The tone of the narration is a key aspect in understanding both plot, and characters. The narrator confesses to his loneliness before his plane crashes in the Sahara desert: "So I lived my life alone, without anyone that I could really talk to..." (Saint-Exupery, Chapter 1). Similarly, the little prince feels isolated from the rest of the world who does not understand him. The tone of the narration is sad and lonely because the character-narrator is a lonely man who cannot relate to the outer world. The tone of the little prince's stories is also sad but it is also melancholic: "You know-one loves the sunset, when one is so sad..." (Ibid., Chapter 6).
Visual images also help convey the message of the text. In this sense, visual representation has a double role. Firstly, images help children understand the plot; many times, stories which are accompanied by illustrations are more powerful because images are more compelling to children than words. Secondly, images can also enhance the reading experience of adults. However, the drawings of Saint-Exupery's fable are special because they belong to the author of the story; this is a very important aspect as it conveys a coherence of vision and emotion. The visual illustration of the story by the narrator also symbolizes the fact that certain truths are too big for words, and have to be translated into images. The words of the little prince are too big to be confined to letters on a page, so the narrator feels the need to offer a visual aid.
The little prince changes the life of the narrator. With the open-mindedness of children, the little prince teaches the pilot about one's responsibility to the people they love, and to the world in general. He shows the lonely pilot that the things which truly matter are not visible to the eye, but only to the heart.

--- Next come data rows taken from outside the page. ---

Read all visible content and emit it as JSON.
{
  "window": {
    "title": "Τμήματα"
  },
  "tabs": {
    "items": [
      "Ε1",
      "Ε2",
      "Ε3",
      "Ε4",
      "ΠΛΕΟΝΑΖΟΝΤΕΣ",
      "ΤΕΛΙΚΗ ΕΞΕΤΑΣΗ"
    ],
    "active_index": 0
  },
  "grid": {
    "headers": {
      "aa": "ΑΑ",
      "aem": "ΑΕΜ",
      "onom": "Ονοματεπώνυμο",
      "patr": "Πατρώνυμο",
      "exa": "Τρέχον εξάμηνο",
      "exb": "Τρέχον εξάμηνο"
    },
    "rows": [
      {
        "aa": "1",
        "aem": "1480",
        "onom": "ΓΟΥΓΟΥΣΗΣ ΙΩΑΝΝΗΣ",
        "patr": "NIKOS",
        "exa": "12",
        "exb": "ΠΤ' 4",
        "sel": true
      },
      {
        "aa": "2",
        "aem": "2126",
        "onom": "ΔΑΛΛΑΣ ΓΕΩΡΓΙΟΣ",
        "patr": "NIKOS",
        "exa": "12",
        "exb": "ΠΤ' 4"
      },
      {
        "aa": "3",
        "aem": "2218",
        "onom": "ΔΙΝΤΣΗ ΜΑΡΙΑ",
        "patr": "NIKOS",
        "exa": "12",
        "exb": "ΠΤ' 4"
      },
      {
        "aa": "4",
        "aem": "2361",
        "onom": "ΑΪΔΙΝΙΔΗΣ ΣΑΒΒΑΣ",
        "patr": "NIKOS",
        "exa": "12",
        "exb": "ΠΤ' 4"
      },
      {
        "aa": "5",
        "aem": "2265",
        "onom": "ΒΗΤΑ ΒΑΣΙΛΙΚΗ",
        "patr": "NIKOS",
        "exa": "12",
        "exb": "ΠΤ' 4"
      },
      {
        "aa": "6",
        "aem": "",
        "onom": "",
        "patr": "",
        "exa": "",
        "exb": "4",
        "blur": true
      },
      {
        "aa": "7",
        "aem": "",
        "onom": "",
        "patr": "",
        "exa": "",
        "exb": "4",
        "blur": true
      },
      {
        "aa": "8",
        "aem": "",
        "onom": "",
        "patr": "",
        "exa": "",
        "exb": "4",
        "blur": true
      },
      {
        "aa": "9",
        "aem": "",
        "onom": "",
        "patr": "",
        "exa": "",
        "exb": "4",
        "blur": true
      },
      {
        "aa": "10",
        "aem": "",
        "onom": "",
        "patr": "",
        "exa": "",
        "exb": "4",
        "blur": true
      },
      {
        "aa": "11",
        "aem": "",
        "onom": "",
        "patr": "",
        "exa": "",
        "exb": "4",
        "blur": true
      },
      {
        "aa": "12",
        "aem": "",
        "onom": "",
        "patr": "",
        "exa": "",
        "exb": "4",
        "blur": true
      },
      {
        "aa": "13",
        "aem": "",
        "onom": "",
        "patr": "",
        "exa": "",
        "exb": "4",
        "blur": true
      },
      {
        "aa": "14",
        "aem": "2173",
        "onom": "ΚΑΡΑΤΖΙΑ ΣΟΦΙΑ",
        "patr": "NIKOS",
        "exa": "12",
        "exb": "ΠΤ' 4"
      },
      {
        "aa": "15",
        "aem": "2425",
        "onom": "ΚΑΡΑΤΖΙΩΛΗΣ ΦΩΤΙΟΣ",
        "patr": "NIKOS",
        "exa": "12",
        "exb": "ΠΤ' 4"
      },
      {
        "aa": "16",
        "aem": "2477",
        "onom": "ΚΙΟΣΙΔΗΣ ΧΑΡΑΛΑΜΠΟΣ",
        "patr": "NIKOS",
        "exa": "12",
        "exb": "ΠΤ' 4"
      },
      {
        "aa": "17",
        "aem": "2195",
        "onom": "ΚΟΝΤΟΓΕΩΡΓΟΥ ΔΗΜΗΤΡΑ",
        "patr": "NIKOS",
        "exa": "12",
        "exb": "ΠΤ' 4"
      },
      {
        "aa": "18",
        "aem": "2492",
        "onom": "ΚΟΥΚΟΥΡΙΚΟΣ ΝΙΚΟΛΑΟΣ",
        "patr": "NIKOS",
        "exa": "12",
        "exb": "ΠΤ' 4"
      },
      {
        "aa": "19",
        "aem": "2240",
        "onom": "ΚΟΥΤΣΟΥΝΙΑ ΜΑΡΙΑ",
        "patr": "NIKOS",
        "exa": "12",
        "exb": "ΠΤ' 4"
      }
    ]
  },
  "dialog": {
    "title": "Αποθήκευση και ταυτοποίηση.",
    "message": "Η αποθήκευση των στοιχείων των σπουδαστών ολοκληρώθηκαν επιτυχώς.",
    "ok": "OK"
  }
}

Nodelman, Perry, and Mavis Reimer. The Pleasures of Children Literature.…